**Required action:** Scan the records that follow, and whenever a line has the word "label", copy it.

── Materials provided ──

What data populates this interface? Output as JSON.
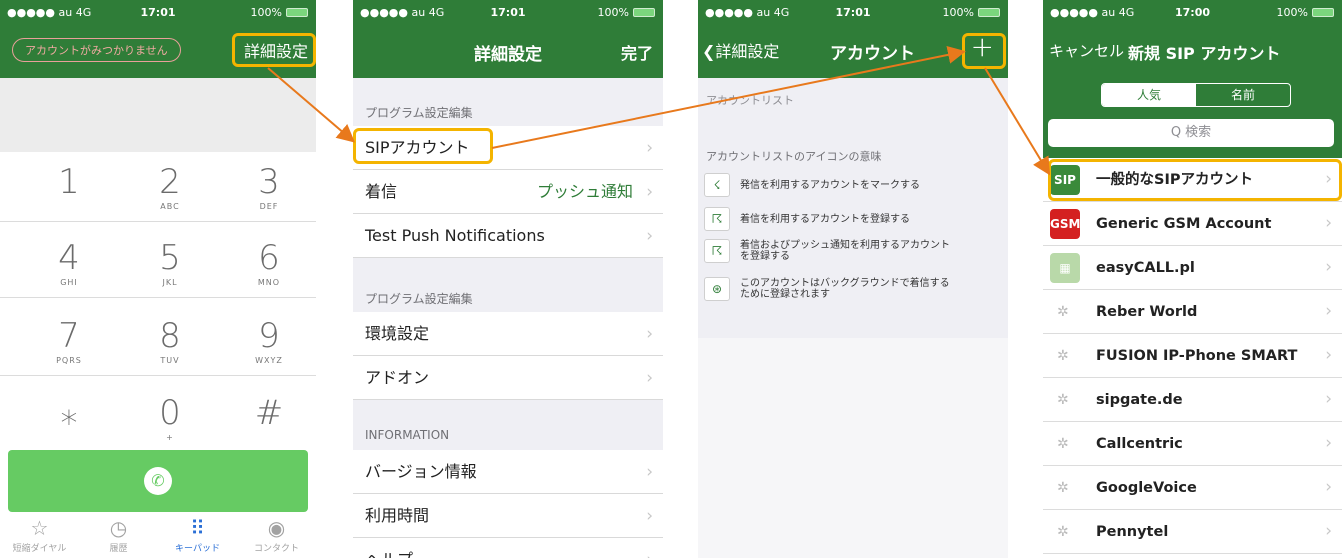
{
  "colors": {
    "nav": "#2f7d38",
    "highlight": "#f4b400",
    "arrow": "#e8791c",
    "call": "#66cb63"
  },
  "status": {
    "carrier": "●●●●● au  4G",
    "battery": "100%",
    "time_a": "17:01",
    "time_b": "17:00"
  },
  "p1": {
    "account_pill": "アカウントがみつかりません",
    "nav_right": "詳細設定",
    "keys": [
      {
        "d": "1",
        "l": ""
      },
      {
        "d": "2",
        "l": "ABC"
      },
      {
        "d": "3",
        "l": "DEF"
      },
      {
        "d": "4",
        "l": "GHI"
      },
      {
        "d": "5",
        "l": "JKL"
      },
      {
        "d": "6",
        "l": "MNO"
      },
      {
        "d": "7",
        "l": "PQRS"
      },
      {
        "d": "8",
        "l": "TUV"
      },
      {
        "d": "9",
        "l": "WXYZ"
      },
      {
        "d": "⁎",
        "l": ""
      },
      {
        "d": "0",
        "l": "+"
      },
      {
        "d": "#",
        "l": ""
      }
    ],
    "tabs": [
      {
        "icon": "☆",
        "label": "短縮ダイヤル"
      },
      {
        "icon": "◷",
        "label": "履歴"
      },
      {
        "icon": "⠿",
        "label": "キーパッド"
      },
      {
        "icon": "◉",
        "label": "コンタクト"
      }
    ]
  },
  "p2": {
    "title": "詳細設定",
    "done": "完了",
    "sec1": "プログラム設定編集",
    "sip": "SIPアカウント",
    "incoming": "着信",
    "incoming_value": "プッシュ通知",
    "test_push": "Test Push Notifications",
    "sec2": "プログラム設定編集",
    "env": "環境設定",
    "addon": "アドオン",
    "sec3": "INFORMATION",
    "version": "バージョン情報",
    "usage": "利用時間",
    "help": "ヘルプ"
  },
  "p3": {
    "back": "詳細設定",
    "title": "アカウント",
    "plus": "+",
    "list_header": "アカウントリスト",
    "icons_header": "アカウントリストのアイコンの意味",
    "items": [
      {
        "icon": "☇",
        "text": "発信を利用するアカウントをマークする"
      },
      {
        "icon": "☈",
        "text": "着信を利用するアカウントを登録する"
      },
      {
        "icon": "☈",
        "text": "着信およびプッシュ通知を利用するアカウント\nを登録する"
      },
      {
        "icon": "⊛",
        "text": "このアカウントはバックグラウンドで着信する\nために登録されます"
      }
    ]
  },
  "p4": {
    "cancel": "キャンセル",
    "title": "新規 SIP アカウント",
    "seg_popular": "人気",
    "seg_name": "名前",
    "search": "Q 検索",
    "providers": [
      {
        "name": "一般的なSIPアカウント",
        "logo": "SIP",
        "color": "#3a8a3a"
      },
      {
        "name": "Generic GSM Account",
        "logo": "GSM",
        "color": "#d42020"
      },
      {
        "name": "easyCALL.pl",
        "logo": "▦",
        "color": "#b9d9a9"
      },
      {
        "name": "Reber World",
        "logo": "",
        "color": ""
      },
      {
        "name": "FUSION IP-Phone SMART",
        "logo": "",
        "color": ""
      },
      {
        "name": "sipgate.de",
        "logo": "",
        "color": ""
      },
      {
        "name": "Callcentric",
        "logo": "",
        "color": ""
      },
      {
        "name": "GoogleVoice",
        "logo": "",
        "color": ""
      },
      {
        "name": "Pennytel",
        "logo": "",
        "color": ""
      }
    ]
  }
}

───

**Answer space:**
        "label": "短縮ダイヤル"
        "label": "履歴"
        "label": "キーパッド"
        "label": "コンタクト"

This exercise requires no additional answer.